At St. John Fisher, Pepicelli, who also served as pitching coach during his tenure with the Cardinal program, led it to a 200-136-1 (.595) record. In the program’s first 13 seasons, it had just three winning seasons. But in Pepicelli’s nine seasons with the Cardinals, he directed them to seven winning seasons and one .500 campaign.
In each of his last seven seasons with the Cardinals, he directed them to the postseason, including their first Division III title game berth in 2007. The Cardinals also won ECAC Upstate Championship titles in 2004, 2005, 2007 and 2009. He was named the Empire 8 Athletic Conference Coach-of-the-Year in 2001 and 2007 as well.
In 2009, he coached the Empire 8 Athletic Conference Player-of-the-Year and Rookie-of-the-Year. Leo Fusilli was named player-of-the-year after hitting .455, while Teagen Barresi was named rookie-of-the-year after batting .384 with six homers and 39 RBIs.

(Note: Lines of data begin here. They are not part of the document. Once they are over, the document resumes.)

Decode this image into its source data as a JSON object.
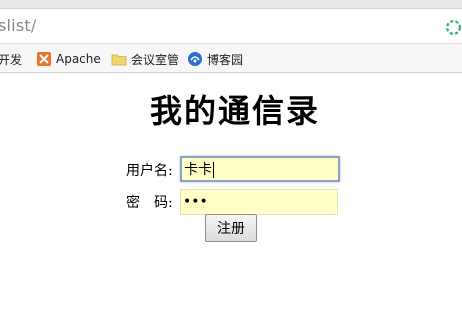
{
  "browser": {
    "address_text": "slist/"
  },
  "bookmarks": [
    {
      "label": "开发",
      "icon": "folder-icon"
    },
    {
      "label": "Apache",
      "icon": "apache-icon"
    },
    {
      "label": "会议室管",
      "icon": "folder-icon"
    },
    {
      "label": "博客园",
      "icon": "cnblogs-icon"
    }
  ],
  "page": {
    "title": "我的通信录",
    "username_label": "用户名:",
    "username_value": "卡卡",
    "password_label": "密　码:",
    "password_value": "•••",
    "submit_label": "注册"
  }
}
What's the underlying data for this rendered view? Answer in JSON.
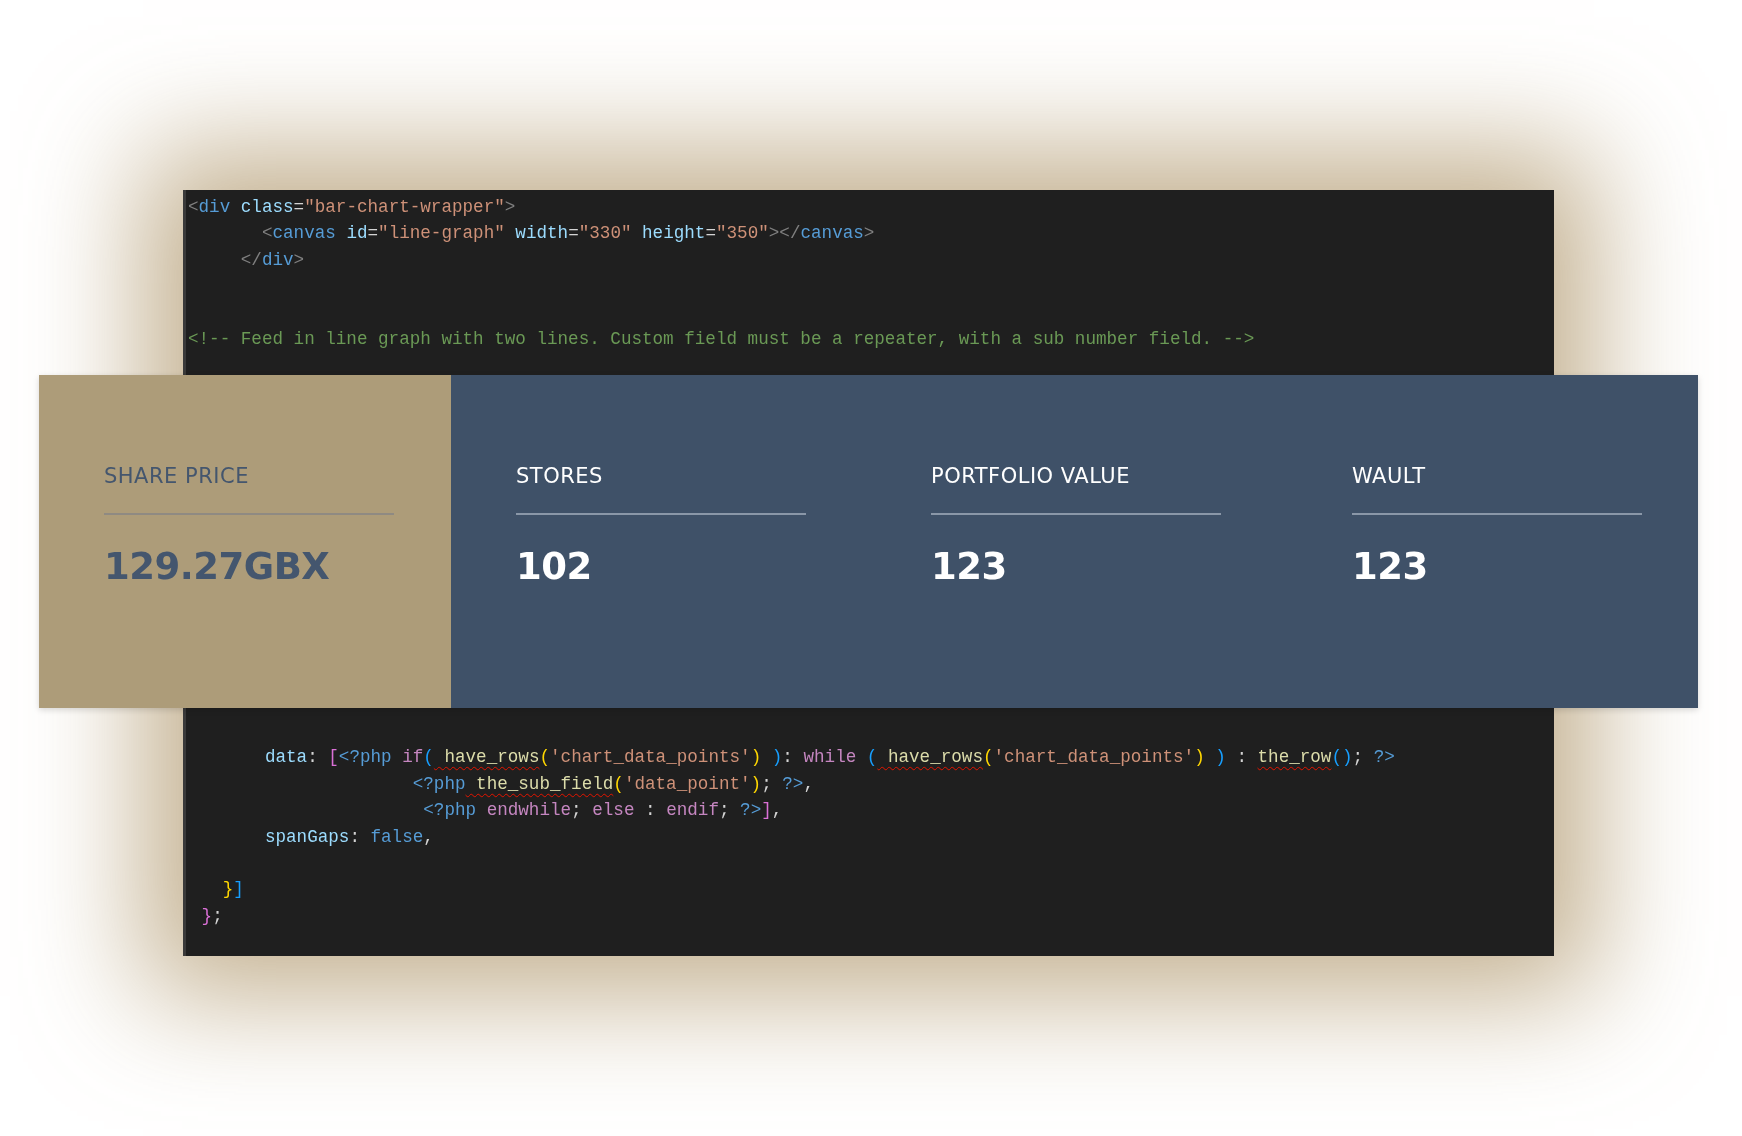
{
  "editor": {
    "lines_above": [
      {
        "kind": "code",
        "tokens": [
          {
            "kind": "punct",
            "text": "<"
          },
          {
            "kind": "tag",
            "text": "div"
          },
          {
            "kind": "attr",
            "text": " class"
          },
          {
            "kind": "text",
            "text": "="
          },
          {
            "kind": "string",
            "text": "\"bar-chart-wrapper\""
          },
          {
            "kind": "punct",
            "text": ">"
          }
        ]
      },
      {
        "kind": "code",
        "tokens": [
          {
            "kind": "punct",
            "text": "       <"
          },
          {
            "kind": "tag",
            "text": "canvas"
          },
          {
            "kind": "attr",
            "text": " id"
          },
          {
            "kind": "text",
            "text": "="
          },
          {
            "kind": "string",
            "text": "\"line-graph\""
          },
          {
            "kind": "attr",
            "text": " width"
          },
          {
            "kind": "text",
            "text": "="
          },
          {
            "kind": "string",
            "text": "\"330\""
          },
          {
            "kind": "attr",
            "text": " height"
          },
          {
            "kind": "text",
            "text": "="
          },
          {
            "kind": "string",
            "text": "\"350\""
          },
          {
            "kind": "punct",
            "text": "></"
          },
          {
            "kind": "tag",
            "text": "canvas"
          },
          {
            "kind": "punct",
            "text": ">"
          }
        ]
      },
      {
        "kind": "code",
        "tokens": [
          {
            "kind": "punct",
            "text": "     </"
          },
          {
            "kind": "tag",
            "text": "div"
          },
          {
            "kind": "punct",
            "text": ">"
          }
        ]
      },
      {
        "kind": "blank"
      },
      {
        "kind": "blank"
      },
      {
        "kind": "code",
        "tokens": [
          {
            "kind": "comment",
            "text": "<!-- Feed in line graph with two lines. Custom field must be a repeater, with a sub number field. -->"
          }
        ]
      }
    ],
    "lines_below": [
      {
        "kind": "blank"
      },
      {
        "kind": "code",
        "tokens": [
          {
            "kind": "attr",
            "text": "       data"
          },
          {
            "kind": "text",
            "text": ": "
          },
          {
            "kind": "bracket2",
            "text": "["
          },
          {
            "kind": "php",
            "text": "<?php"
          },
          {
            "kind": "keyword",
            "text": " if"
          },
          {
            "kind": "bracket3",
            "text": "("
          },
          {
            "kind": "func",
            "text": " have_rows",
            "error": true
          },
          {
            "kind": "bracket1",
            "text": "("
          },
          {
            "kind": "string",
            "text": "'chart_data_points'"
          },
          {
            "kind": "bracket1",
            "text": ")"
          },
          {
            "kind": "bracket3",
            "text": " )"
          },
          {
            "kind": "text",
            "text": ": "
          },
          {
            "kind": "keyword",
            "text": "while"
          },
          {
            "kind": "bracket3",
            "text": " ("
          },
          {
            "kind": "func",
            "text": " have_rows",
            "error": true
          },
          {
            "kind": "bracket1",
            "text": "("
          },
          {
            "kind": "string",
            "text": "'chart_data_points'"
          },
          {
            "kind": "bracket1",
            "text": ")"
          },
          {
            "kind": "bracket3",
            "text": " )"
          },
          {
            "kind": "text",
            "text": " : "
          },
          {
            "kind": "func",
            "text": "the_row",
            "error": true
          },
          {
            "kind": "bracket3",
            "text": "()"
          },
          {
            "kind": "text",
            "text": "; "
          },
          {
            "kind": "php",
            "text": "?>"
          }
        ]
      },
      {
        "kind": "code",
        "tokens": [
          {
            "kind": "php",
            "text": "                     <?php"
          },
          {
            "kind": "func",
            "text": " the_sub_field",
            "error": true
          },
          {
            "kind": "bracket1",
            "text": "("
          },
          {
            "kind": "string",
            "text": "'data_point'"
          },
          {
            "kind": "bracket1",
            "text": ")"
          },
          {
            "kind": "text",
            "text": "; "
          },
          {
            "kind": "php",
            "text": "?>"
          },
          {
            "kind": "text",
            "text": ","
          }
        ]
      },
      {
        "kind": "code",
        "tokens": [
          {
            "kind": "php",
            "text": "                      <?php"
          },
          {
            "kind": "keyword",
            "text": " endwhile"
          },
          {
            "kind": "text",
            "text": "; "
          },
          {
            "kind": "keyword",
            "text": "else"
          },
          {
            "kind": "text",
            "text": " : "
          },
          {
            "kind": "keyword",
            "text": "endif"
          },
          {
            "kind": "text",
            "text": "; "
          },
          {
            "kind": "php",
            "text": "?>"
          },
          {
            "kind": "bracket2",
            "text": "]"
          },
          {
            "kind": "text",
            "text": ","
          }
        ]
      },
      {
        "kind": "code",
        "tokens": [
          {
            "kind": "attr",
            "text": "       spanGaps"
          },
          {
            "kind": "text",
            "text": ": "
          },
          {
            "kind": "const",
            "text": "false"
          },
          {
            "kind": "text",
            "text": ","
          }
        ]
      },
      {
        "kind": "blank"
      },
      {
        "kind": "code",
        "tokens": [
          {
            "kind": "bracket1",
            "text": "   }"
          },
          {
            "kind": "bracket3",
            "text": "]"
          }
        ]
      },
      {
        "kind": "code",
        "tokens": [
          {
            "kind": "bracket2",
            "text": " }"
          },
          {
            "kind": "text",
            "text": ";"
          }
        ]
      }
    ]
  },
  "stats_panel": {
    "featured": {
      "label": "SHARE PRICE",
      "value": "129.27GBX"
    },
    "stats": [
      {
        "label": "STORES",
        "value": "102"
      },
      {
        "label": "PORTFOLIO VALUE",
        "value": "123"
      },
      {
        "label": "WAULT",
        "value": "123"
      }
    ]
  }
}
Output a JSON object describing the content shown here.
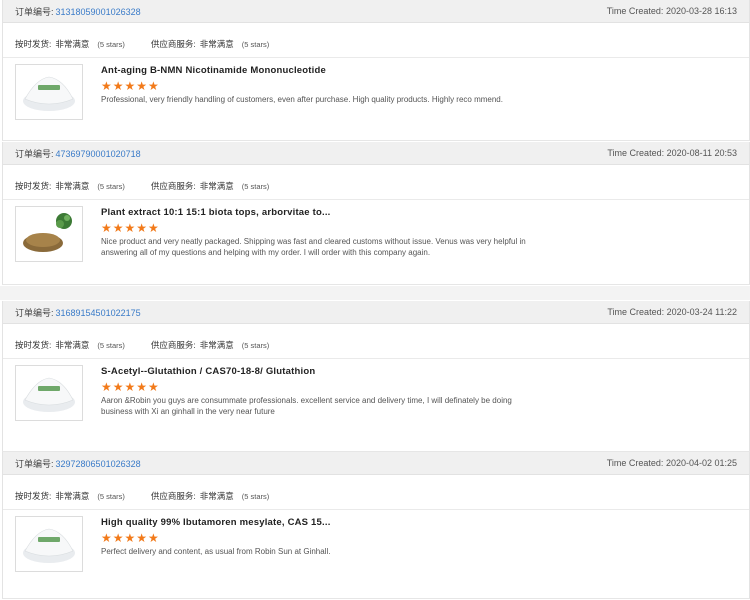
{
  "labels": {
    "order_no": "订单编号:",
    "time_created": "Time Created:",
    "ship_label": "按时发货:",
    "service_label": "供应商服务:",
    "rating_text": "非常满意",
    "stars_text": "(5 stars)",
    "star_glyphs": "★★★★★"
  },
  "colors": {
    "star": "#f27a1a",
    "order_link": "#3a7bc8",
    "header_bg": "#f0f0f0"
  },
  "orders": [
    {
      "order_no": "31318059001026328",
      "time": "2020-03-28 16:13",
      "title": "Ant-aging B-NMN Nicotinamide Mononucleotide",
      "comment": "Professional, very friendly handling of customers, even after purchase.  High quality products.  Highly reco mmend.",
      "thumb_icon": "white-powder-pile-icon"
    },
    {
      "order_no": "47369790001020718",
      "time": "2020-08-11 20:53",
      "title": "Plant extract 10:1 15:1 biota tops, arborvitae to...",
      "comment": "Nice product and very neatly packaged. Shipping was fast and cleared customs without issue. Venus was very helpful in answering all of my questions and helping with my order. I will order with this company again.",
      "thumb_icon": "herbal-powder-icon"
    },
    {
      "order_no": "31689154501022175",
      "time": "2020-03-24 11:22",
      "title": "S-Acetyl--Glutathion / CAS70-18-8/ Glutathion",
      "comment": "Aaron &Robin you guys are consummate professionals. excellent service and delivery time, I will definately be doing business with Xi an ginhall in the very near future",
      "thumb_icon": "white-powder-pile-icon"
    },
    {
      "order_no": "32972806501026328",
      "time": "2020-04-02 01:25",
      "title": "High quality 99% Ibutamoren mesylate, CAS 15...",
      "comment": "Perfect delivery and content, as usual from Robin Sun at Ginhall.",
      "thumb_icon": "white-powder-pile-icon"
    }
  ]
}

Pepicelli, who also served as an assistant athletic director at St. John Fisher, received national attention for his team’s act of sportsmanship in 2008. In the ninth inning against visiting SUNY Oswego in the ECAC title game, a line-drive foul ball struck a Laker coach in the temple. Despite the fact the Cardinals were trailing 9-5, Pepicelli and the team elected to concede the game, effectively ending any chance at back-to-back NCAA Tourney berths. St. John Fisher was honored by the Committee on Sportsmanship & Ethical Conduct with the NCAA’s All-Divisions Sportsmanship Award for its courageous decision.
Prior to St. John Fisher, he was the head coach at Hartwick in 1999 and 2000 after serving as an assistant coach at Hartwick from 1996-98.
The 1990 graduate of SUNY Cortland, who earned a degree in economics/management science, was an all-region and all-conference selection during his playing days. In 1986 and 1987, he played at Mohawk Valley (N.Y.) Community College, where he was an all-region selection.
Pepicelli transferred to SUNY Cortland, where he played in 1989. Pepicelli then played at SUNY College at Oneonta in 1990, where he was an all-conference pick.
Pepicelli is a Certified Strength & Conditioning Specialist and is a member of the National Strength & Conditioning Association.
Pepicelli, 47, is married to the former Robyn Malloy, who served as an assistant coach with the Syracuse women’s soccer program from 2005-09. She was a player on the 1995 National Championship soccer team at Monroe Community College in Rochester, N.Y. and was a two-time captain at Syracuse (1996,97). She was later a coach at Monroe Community College when it won two national titles.
The couple has a daughter, Mia (4). Pepicelli was born May 18, 1967 in Schenectady, N.Y.
*Courtesy Clemson Media Guide
No videos currently available.
Please send YouTube video links for this player to email@example.com.